UNITED NATIONS (Reuters) – The number of Americans who would condone torture, at least when used on terrorists in order to save lives, has risen over the past two years and now stands at over 40 percent, according to a new opinion poll.
The poll released by WorldPublicOpinion.org, a project managed by the University of Maryland, found that a narrow majority of Americans — 53 percent — think all torture should be banned.
WorldPublicOpinion said a 2006 poll found that 36 percent of Americans would accept torture in terrorism or other cases, compared with 44 percent now.
The latest poll was part of an international survey of public attitudes to torture, which found that 57 percent of respondents in 19 countries opposed it under all circumstances. But in India, Nigeria, Turkey and South Korea, a majority agreed with torture at least in some cases.
WorldPublicOpinion had little explanation for the apparent rise in U.S. public tolerance for torture except to say that “the U.S. public receives a steady stream of news reports about terrorist attacks in Iraq and Afghanistan.”
But Steve Kull of WorldPublicOpinion told a U.N. news conference on Tuesday that “the Bush administration taking the position in defence of waterboarding … I think probably has contributed to some extent to a weakening of the norm globally.”

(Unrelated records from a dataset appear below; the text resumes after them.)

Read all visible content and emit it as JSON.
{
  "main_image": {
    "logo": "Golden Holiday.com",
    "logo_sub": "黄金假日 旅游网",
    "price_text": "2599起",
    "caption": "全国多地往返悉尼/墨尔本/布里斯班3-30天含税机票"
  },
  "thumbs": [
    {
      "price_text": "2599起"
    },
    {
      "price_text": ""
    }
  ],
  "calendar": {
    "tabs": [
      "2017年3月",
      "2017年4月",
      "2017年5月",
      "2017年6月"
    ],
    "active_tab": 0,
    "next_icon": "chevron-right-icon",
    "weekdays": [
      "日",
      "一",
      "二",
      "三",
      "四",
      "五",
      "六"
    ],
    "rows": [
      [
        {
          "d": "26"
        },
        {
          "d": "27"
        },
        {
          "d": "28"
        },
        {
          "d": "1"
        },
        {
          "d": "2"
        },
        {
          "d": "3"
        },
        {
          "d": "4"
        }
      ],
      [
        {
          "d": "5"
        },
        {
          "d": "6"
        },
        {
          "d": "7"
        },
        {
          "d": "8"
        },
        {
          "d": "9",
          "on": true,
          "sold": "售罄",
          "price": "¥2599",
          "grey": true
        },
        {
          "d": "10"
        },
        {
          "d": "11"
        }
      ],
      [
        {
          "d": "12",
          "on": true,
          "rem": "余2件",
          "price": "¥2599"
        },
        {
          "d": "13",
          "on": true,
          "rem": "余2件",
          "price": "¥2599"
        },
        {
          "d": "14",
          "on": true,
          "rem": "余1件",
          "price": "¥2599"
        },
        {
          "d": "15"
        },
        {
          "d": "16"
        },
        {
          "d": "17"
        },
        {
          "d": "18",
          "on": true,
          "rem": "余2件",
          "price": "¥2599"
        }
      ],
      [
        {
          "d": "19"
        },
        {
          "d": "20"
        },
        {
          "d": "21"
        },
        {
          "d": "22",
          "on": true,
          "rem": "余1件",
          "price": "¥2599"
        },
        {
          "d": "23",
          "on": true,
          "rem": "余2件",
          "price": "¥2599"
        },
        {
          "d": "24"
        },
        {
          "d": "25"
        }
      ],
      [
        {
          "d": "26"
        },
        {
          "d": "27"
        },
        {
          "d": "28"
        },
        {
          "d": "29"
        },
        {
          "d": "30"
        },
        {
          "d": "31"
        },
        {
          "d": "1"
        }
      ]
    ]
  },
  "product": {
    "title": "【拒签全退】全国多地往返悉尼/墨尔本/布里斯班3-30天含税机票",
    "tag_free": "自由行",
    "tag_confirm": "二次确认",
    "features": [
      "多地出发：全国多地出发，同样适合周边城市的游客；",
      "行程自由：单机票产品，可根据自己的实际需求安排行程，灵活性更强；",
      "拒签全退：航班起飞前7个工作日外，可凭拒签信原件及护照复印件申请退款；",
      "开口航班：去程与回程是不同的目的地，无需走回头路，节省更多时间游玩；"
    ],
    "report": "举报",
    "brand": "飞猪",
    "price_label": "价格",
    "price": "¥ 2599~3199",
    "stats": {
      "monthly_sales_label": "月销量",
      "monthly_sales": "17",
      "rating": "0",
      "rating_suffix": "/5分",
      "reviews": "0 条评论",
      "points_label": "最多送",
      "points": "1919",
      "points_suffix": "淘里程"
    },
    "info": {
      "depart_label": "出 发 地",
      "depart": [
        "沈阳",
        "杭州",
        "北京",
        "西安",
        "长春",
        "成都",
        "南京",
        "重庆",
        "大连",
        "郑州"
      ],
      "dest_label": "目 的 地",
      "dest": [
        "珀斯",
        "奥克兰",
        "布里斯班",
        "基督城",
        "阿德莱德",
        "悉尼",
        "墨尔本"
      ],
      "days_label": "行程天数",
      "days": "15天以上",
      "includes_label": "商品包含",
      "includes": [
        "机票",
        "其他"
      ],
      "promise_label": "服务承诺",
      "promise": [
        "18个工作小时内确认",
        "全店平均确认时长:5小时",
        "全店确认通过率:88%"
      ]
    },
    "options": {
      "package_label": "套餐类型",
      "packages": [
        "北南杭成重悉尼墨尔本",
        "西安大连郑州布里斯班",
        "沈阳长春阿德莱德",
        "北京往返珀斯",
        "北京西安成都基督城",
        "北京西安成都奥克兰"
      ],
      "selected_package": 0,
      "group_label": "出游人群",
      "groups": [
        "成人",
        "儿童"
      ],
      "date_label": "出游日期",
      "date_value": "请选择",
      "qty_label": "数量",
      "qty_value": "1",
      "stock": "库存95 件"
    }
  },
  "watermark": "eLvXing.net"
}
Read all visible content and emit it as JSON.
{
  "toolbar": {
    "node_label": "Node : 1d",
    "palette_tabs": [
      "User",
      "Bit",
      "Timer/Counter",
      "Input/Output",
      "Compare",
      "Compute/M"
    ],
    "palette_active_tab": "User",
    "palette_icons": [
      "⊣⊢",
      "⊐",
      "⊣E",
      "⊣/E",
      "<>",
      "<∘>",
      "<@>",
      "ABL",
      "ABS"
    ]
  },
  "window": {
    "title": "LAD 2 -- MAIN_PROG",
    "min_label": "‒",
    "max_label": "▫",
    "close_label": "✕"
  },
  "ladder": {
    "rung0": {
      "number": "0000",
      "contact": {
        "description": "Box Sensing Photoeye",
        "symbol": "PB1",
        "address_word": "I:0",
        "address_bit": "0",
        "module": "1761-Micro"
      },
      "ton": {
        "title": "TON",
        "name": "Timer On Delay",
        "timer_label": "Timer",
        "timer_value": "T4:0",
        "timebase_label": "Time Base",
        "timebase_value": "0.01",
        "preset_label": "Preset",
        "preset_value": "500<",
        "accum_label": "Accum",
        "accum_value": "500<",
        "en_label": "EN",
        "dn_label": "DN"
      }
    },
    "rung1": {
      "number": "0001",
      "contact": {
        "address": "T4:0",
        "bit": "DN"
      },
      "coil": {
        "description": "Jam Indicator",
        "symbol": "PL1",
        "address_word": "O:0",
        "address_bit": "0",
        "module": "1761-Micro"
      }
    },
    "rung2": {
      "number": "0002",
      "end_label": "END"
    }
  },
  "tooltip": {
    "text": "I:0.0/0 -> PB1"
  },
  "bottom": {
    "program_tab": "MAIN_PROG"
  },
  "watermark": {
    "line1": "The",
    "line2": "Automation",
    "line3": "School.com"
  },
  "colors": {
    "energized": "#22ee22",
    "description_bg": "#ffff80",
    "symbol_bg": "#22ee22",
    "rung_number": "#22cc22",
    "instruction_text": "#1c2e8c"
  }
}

Yvonne Terlingen, U.N. representative of rights group Amnesty International, told the news conference, “The role played by the United States in undermining the universal prohibition on torture cannot be underestimated.”